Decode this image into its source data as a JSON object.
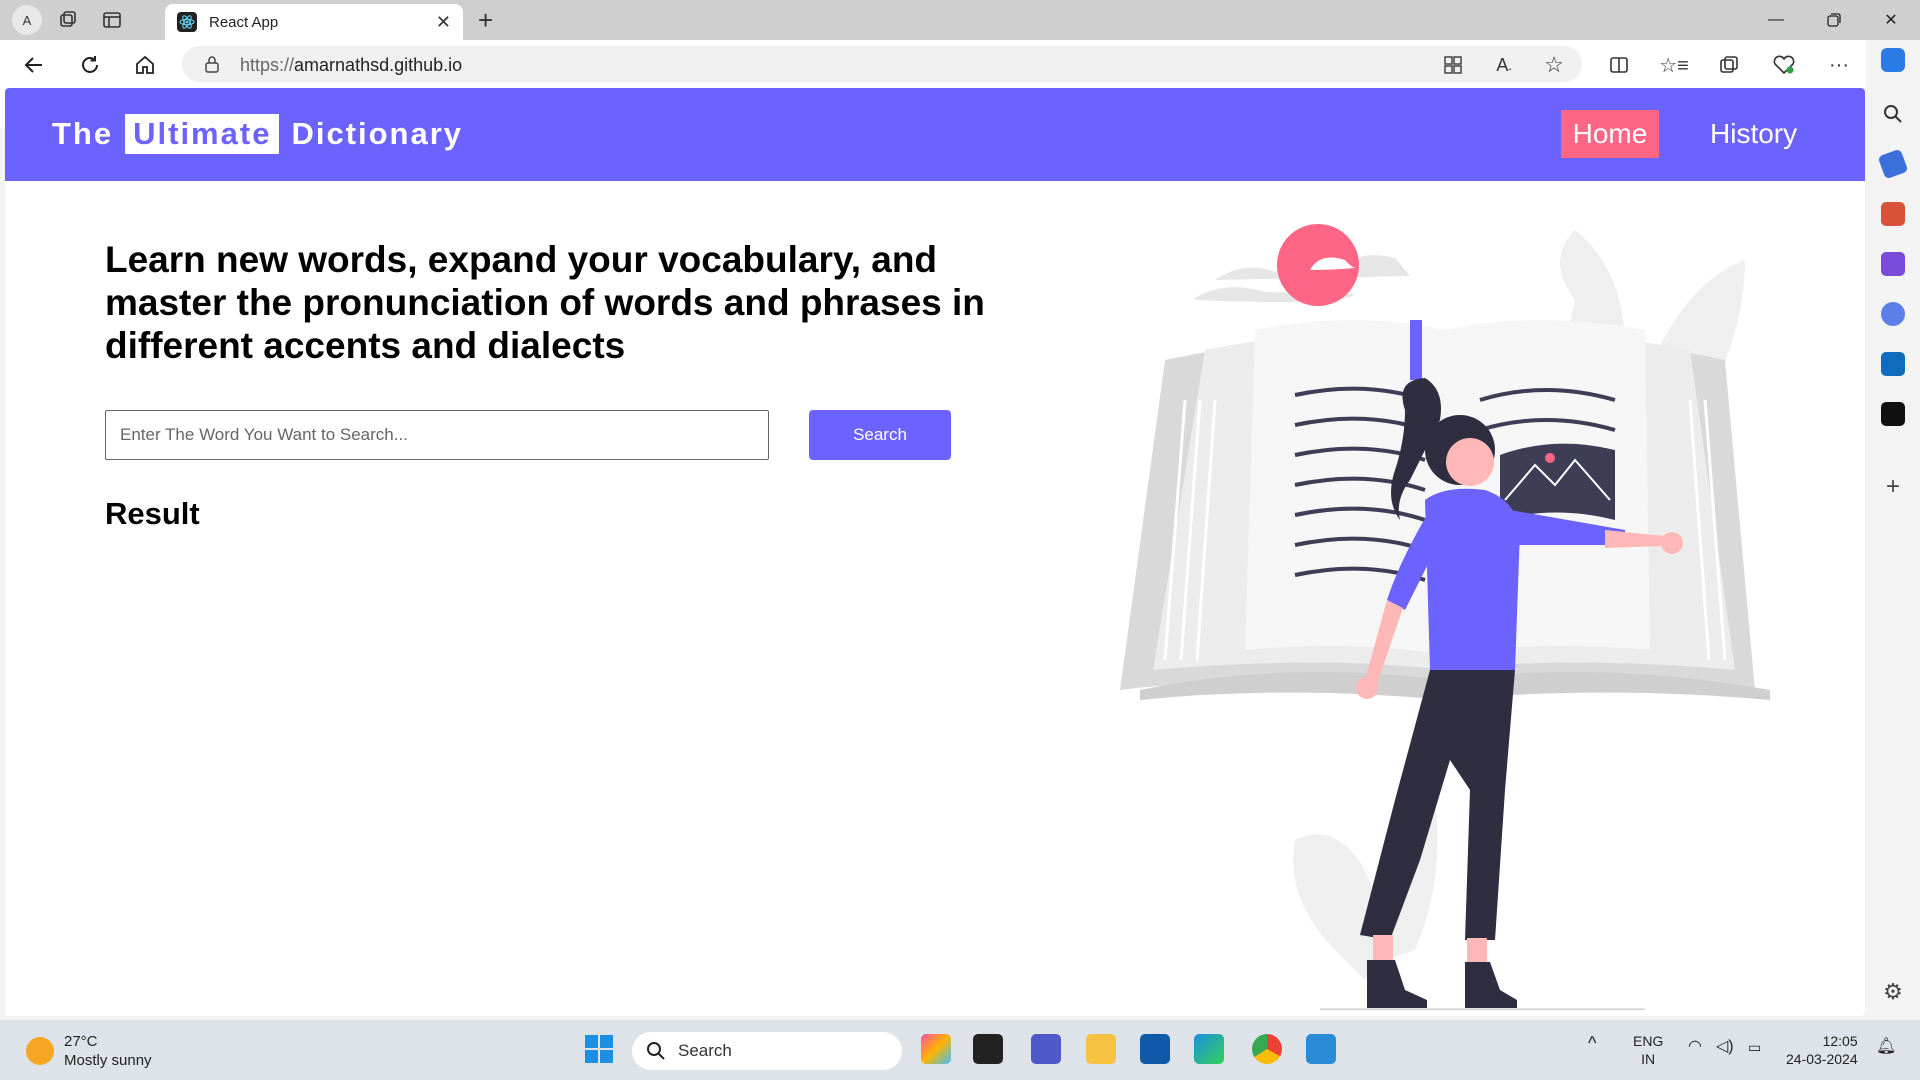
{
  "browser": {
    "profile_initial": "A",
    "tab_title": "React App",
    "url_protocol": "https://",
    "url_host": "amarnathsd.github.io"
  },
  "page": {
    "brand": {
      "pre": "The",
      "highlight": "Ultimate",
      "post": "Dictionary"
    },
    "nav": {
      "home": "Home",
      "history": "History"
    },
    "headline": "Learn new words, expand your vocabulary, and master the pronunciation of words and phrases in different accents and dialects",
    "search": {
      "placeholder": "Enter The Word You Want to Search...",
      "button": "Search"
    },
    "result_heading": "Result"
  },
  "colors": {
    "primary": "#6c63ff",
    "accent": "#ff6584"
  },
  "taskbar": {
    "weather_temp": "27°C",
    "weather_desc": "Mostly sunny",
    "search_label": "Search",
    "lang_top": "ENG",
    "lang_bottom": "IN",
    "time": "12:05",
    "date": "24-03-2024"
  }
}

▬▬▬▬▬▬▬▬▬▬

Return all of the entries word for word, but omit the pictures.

Decode this image into its source data as a JSON object.
{
  "browser": {
    "profile_initial": "A",
    "tab_title": "React App",
    "url_protocol": "https://",
    "url_host": "amarnathsd.github.io"
  },
  "page": {
    "brand": {
      "pre": "The",
      "highlight": "Ultimate",
      "post": "Dictionary"
    },
    "nav": {
      "home": "Home",
      "history": "History"
    },
    "headline": "Learn new words, expand your vocabulary, and master the pronunciation of words and phrases in different accents and dialects",
    "search": {
      "placeholder": "Enter The Word You Want to Search...",
      "button": "Search"
    },
    "result_heading": "Result"
  },
  "colors": {
    "primary": "#6c63ff",
    "accent": "#ff6584"
  },
  "taskbar": {
    "weather_temp": "27°C",
    "weather_desc": "Mostly sunny",
    "search_label": "Search",
    "lang_top": "ENG",
    "lang_bottom": "IN",
    "time": "12:05",
    "date": "24-03-2024"
  }
}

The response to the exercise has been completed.